In response to the recent sexual assault attacks at UBC, two UBC students are organizing a campus march against violence against women on Wednesday, Oct. 30.
“Take Back the Night is a march to reclaim women’s autonomy and safety in society,” said Emily Monaghan, a first-year environmental science and sustainability student at UBC and coordinator of the event.
Take Back the Night will involve people speaking out against violence against women while marching around UBC.
Monaghan hopes Take Back the Night will spark future discussions
“One of our objectives is to have dialogues about rape culture in the classrooms, because this is an institution where this isn’t prevailing,” said Monaghan.
Rain, who wouldn’t provide her last name, is the second coordinator of Take Back the Night. A fourth-year gender and women’s studies and sociology student at UBC, added that education about rape culture is important.
“We’re [at UBC] to be educated, but we don’t really believe that people are being properly educated here,” said Rain.
Take Back the Night will target people who have been socialized and designated as women, explained Rain.
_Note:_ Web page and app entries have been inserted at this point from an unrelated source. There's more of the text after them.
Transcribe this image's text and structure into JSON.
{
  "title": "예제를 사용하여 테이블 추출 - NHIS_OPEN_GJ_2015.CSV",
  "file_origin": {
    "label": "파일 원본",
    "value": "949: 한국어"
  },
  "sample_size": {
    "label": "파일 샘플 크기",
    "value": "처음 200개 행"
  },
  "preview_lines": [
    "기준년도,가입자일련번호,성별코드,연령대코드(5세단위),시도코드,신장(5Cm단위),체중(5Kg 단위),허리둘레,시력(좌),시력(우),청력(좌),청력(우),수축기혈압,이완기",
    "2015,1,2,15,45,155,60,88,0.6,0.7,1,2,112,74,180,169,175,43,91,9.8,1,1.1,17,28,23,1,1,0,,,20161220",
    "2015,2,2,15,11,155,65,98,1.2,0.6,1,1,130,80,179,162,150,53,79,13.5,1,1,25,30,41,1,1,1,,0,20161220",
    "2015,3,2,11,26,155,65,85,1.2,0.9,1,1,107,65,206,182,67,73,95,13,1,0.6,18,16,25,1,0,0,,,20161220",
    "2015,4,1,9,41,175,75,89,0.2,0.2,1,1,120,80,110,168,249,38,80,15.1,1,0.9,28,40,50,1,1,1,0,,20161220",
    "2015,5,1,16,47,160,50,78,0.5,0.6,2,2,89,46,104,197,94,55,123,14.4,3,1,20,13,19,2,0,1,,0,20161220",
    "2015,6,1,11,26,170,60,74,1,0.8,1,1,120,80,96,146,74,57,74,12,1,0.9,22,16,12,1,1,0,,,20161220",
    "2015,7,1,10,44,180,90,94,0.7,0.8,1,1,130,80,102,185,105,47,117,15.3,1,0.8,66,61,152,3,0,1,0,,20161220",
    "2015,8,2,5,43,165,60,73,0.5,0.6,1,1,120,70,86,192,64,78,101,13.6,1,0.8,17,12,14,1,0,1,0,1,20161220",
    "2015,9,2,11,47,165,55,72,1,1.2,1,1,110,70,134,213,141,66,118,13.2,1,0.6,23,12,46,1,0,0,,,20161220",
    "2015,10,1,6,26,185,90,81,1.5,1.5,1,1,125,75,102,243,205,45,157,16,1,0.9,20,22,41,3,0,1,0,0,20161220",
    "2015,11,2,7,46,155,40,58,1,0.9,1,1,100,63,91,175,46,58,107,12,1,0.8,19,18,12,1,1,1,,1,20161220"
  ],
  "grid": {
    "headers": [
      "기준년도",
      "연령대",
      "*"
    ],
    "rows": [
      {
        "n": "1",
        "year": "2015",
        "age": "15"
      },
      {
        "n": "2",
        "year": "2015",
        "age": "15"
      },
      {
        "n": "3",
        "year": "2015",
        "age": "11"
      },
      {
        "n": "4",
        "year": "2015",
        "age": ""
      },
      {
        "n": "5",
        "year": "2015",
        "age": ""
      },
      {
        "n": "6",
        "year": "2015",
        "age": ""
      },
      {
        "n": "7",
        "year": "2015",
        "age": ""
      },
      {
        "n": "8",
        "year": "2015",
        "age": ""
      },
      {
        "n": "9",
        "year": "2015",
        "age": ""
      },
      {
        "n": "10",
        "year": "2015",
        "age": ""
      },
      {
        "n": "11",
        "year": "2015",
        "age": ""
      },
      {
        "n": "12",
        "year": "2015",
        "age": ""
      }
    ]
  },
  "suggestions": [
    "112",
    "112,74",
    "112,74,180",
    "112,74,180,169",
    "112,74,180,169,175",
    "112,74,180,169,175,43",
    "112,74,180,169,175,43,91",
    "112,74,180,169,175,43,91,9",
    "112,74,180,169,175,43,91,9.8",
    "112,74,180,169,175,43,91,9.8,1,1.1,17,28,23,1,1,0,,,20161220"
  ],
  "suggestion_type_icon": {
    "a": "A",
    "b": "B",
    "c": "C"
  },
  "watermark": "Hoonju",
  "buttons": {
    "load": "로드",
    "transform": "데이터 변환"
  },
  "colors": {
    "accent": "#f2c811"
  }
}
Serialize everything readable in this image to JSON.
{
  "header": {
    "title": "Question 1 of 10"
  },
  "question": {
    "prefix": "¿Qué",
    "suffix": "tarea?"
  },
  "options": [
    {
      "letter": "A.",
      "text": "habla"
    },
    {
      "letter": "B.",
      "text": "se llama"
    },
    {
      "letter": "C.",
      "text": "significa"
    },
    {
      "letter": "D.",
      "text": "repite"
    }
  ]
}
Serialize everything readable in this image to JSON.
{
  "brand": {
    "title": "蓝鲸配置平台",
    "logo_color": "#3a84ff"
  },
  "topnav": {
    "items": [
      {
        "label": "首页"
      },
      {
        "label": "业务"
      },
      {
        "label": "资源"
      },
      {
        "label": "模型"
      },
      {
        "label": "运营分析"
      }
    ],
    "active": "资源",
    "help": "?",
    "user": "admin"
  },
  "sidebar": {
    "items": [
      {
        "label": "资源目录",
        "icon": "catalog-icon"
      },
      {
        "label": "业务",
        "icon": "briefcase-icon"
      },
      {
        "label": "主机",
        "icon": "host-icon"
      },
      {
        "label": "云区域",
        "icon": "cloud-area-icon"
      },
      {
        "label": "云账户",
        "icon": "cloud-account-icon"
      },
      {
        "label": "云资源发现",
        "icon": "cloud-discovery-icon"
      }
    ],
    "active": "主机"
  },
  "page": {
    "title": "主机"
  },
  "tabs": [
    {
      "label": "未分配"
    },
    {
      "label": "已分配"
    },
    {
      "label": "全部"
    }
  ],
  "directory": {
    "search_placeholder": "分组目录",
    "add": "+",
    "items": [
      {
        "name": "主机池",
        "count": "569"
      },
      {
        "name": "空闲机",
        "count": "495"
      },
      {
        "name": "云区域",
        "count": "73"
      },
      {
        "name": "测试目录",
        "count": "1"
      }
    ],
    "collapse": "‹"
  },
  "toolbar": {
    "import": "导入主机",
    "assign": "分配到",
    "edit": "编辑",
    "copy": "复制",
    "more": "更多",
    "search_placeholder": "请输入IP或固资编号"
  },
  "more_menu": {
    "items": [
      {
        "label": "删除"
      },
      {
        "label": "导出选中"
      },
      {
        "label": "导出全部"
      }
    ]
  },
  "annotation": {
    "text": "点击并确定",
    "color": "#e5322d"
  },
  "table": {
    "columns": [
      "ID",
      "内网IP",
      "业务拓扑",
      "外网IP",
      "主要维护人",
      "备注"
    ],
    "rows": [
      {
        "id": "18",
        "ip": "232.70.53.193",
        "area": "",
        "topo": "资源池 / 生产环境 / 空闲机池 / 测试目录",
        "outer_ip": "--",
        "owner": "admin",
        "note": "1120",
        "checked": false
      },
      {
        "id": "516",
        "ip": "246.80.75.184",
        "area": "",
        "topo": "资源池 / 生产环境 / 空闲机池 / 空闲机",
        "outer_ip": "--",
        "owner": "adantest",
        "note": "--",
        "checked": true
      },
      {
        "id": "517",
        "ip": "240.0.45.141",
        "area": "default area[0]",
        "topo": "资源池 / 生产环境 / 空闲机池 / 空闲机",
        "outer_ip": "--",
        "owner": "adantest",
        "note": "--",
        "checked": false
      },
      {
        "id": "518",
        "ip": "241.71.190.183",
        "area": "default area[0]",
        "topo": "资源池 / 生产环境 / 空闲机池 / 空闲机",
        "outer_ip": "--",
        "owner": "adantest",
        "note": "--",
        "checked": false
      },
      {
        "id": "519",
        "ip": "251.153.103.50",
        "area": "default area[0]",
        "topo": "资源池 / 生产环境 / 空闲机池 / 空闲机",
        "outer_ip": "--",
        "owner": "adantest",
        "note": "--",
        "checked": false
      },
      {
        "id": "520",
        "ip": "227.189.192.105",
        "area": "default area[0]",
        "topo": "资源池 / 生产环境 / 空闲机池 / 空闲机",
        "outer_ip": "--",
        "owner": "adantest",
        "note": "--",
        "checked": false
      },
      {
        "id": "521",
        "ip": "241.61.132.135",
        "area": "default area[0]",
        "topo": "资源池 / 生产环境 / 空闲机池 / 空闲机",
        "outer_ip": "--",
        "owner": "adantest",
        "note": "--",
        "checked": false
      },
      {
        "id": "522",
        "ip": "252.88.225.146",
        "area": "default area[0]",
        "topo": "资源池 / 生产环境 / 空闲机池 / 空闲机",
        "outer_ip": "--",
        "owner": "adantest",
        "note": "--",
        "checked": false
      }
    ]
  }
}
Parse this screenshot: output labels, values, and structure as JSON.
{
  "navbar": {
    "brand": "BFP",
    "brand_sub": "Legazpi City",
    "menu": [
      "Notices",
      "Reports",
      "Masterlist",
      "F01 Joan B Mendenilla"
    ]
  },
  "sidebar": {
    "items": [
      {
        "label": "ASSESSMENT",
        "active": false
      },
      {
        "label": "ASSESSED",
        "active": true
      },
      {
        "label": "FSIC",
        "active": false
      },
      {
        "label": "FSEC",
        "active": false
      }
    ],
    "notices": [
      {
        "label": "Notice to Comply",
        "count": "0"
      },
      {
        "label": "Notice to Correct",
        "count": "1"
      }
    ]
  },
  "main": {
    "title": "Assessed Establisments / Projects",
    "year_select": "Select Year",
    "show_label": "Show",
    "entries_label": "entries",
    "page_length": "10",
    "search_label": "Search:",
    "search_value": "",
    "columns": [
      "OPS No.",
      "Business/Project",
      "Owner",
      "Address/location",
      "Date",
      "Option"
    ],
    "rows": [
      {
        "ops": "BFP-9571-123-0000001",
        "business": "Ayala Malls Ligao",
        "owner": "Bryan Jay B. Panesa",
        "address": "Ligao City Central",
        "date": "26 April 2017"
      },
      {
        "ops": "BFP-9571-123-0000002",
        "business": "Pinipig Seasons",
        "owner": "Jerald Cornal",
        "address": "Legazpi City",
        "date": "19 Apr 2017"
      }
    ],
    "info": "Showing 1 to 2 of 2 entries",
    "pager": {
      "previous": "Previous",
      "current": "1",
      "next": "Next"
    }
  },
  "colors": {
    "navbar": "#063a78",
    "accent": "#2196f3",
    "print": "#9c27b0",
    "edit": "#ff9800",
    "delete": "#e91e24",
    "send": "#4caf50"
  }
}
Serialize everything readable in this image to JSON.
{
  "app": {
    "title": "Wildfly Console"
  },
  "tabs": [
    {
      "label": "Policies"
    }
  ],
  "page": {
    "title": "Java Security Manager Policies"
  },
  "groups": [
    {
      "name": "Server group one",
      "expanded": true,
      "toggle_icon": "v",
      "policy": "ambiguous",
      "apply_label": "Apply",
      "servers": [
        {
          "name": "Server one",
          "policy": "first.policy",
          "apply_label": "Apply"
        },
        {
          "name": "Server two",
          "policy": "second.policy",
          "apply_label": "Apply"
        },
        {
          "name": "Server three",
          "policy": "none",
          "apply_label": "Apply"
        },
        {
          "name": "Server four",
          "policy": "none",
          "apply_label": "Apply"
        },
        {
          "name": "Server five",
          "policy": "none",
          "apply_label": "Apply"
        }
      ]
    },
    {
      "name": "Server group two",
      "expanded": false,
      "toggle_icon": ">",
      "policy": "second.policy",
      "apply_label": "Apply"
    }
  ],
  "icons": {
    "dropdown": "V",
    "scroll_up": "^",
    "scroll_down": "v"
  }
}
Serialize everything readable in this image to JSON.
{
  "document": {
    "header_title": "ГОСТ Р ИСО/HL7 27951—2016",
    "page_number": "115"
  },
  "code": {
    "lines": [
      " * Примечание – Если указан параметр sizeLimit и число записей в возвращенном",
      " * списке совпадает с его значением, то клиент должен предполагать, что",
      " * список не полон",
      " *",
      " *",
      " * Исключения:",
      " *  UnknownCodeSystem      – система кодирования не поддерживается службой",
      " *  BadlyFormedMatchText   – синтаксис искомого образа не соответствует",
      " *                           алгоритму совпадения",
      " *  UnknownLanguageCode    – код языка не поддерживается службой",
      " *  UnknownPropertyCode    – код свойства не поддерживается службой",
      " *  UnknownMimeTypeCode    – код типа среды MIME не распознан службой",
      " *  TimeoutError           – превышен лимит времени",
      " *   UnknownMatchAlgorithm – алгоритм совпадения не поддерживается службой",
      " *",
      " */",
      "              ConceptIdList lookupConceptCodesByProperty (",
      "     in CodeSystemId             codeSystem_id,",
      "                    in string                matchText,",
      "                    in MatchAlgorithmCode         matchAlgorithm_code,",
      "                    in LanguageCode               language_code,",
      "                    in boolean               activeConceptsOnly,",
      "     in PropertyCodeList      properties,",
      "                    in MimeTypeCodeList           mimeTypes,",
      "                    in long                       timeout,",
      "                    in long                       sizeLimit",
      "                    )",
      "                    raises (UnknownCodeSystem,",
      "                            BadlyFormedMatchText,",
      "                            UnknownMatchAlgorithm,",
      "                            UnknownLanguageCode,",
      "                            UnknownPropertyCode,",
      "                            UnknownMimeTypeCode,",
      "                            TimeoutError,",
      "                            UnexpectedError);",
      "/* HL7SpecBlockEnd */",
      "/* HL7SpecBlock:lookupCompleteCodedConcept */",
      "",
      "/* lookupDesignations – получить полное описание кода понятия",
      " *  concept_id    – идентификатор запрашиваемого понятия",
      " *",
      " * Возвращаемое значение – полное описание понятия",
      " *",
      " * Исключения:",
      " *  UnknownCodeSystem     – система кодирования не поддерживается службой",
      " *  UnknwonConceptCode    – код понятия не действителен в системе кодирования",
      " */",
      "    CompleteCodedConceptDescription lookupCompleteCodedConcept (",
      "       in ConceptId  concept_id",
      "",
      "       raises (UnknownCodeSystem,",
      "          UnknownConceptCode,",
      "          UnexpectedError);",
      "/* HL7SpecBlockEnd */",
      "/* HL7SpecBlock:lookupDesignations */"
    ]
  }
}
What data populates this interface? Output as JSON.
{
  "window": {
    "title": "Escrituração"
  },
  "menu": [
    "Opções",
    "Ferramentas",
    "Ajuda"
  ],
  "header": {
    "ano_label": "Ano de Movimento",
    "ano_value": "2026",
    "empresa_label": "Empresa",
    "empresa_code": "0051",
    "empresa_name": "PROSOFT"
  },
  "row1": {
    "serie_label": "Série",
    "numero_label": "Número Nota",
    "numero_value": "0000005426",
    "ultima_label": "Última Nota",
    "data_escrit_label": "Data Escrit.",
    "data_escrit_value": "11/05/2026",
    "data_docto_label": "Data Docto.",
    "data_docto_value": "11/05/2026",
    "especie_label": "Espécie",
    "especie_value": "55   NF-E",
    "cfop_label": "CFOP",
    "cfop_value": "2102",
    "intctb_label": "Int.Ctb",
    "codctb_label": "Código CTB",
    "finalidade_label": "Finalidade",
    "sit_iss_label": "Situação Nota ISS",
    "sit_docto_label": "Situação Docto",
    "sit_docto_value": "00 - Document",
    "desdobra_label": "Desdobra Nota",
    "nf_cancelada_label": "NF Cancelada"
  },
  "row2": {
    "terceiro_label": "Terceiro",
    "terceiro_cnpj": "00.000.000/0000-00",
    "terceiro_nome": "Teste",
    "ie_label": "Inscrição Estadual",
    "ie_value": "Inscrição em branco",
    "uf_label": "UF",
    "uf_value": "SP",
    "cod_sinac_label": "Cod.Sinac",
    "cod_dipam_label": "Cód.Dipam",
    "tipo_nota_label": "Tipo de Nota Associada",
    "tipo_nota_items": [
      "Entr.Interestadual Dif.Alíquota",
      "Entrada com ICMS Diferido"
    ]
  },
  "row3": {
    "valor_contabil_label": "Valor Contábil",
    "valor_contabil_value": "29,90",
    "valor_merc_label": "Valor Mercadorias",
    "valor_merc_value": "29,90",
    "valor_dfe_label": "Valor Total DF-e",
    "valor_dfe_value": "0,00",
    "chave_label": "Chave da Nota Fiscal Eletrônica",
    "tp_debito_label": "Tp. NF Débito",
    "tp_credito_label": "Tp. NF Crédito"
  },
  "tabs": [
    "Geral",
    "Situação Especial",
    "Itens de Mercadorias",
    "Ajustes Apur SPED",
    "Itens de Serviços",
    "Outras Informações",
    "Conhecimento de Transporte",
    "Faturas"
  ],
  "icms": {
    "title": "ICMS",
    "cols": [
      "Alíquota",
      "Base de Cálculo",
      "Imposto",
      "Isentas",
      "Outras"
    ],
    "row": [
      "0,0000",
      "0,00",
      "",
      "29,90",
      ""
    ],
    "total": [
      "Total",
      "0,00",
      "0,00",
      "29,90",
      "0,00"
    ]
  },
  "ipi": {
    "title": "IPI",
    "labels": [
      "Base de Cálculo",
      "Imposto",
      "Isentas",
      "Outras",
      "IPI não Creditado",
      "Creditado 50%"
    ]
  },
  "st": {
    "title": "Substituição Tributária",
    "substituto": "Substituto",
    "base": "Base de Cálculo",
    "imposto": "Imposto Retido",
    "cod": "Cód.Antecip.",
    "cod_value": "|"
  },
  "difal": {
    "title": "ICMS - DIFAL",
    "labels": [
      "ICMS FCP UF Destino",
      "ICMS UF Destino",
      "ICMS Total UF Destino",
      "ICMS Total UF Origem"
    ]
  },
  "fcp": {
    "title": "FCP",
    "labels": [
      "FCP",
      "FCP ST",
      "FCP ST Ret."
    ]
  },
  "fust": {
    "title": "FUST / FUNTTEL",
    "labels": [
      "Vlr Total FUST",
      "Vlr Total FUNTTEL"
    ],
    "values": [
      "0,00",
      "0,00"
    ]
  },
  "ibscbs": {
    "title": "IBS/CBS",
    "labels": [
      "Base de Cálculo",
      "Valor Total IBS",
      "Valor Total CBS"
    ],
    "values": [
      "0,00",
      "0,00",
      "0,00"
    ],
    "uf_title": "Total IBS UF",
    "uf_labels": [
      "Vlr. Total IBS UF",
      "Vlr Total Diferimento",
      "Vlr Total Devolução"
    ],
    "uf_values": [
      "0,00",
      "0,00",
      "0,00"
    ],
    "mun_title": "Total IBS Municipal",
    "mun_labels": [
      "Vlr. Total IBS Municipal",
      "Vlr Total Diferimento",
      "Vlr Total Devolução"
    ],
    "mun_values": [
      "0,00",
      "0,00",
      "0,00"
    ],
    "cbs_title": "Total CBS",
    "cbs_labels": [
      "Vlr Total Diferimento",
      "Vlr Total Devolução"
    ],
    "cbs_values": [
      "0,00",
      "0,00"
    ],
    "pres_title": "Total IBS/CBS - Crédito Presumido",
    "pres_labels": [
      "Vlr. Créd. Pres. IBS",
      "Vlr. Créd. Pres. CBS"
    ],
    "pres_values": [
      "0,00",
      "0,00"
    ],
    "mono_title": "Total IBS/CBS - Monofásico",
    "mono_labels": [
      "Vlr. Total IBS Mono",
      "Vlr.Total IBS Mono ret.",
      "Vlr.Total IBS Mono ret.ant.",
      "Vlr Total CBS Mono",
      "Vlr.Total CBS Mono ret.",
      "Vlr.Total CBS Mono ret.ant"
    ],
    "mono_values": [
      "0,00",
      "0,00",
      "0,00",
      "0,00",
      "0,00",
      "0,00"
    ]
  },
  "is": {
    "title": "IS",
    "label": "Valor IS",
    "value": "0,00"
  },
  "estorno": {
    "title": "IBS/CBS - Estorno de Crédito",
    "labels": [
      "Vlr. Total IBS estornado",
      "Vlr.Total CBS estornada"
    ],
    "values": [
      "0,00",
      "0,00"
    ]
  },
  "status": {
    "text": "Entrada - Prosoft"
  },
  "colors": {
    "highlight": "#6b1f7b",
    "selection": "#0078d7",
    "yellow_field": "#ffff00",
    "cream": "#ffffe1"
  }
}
“It’s more about how you are identified rather than how you personally identify,” said Rain.
Monaghan and Rain says the majority of sexual assaults are by men
“I want to… eliminate connecting the recent rape cases at UBC to the male gender,” wrote Sarah Manshreck on Take Back the Night UBC’s Facebook page. “This event is in response to a series of assaults by a male who is an outlier, not acting on behalf of the male population of UBC.”
Rain disagrees with the view that one man was responsible for the UBC assaults.
“All the blame is being directed at one assaulter… when there is no evidence that it actually was only one person,” said Rain.
Monaghan says too much focus is being put on women
“The RCMP really focus on women and how women need to protect themselves, and there’s the notion of ‘don’t get raped’… but we need to switch that around and educate the public about not raping,” said Monaghan.
UBC student Aleksander Arsovski disagrees with this.
“I’d like to believe that at some point in time every human will be able to go anywhere safely, but at present that isn’t true, and safety precautions should not be viewed as shifting the blame to victims,” wrote Arsovski on Take Back the Night UBC’s Facebook page.
When asked if she felt unsafe walking alone at night, Monaghan said, “I feel more unsafe when I’m in classrooms… around hegemonic masculinity all day rather than when I’m walking alone, because I know [that] affect[s] me more than attackers who happen once in a while.”
About 900 people are anticipated to march Wednesday night based on numbers confirmed on the Take Back the Night UBC Facebook page.
Reported by Andrea Anthony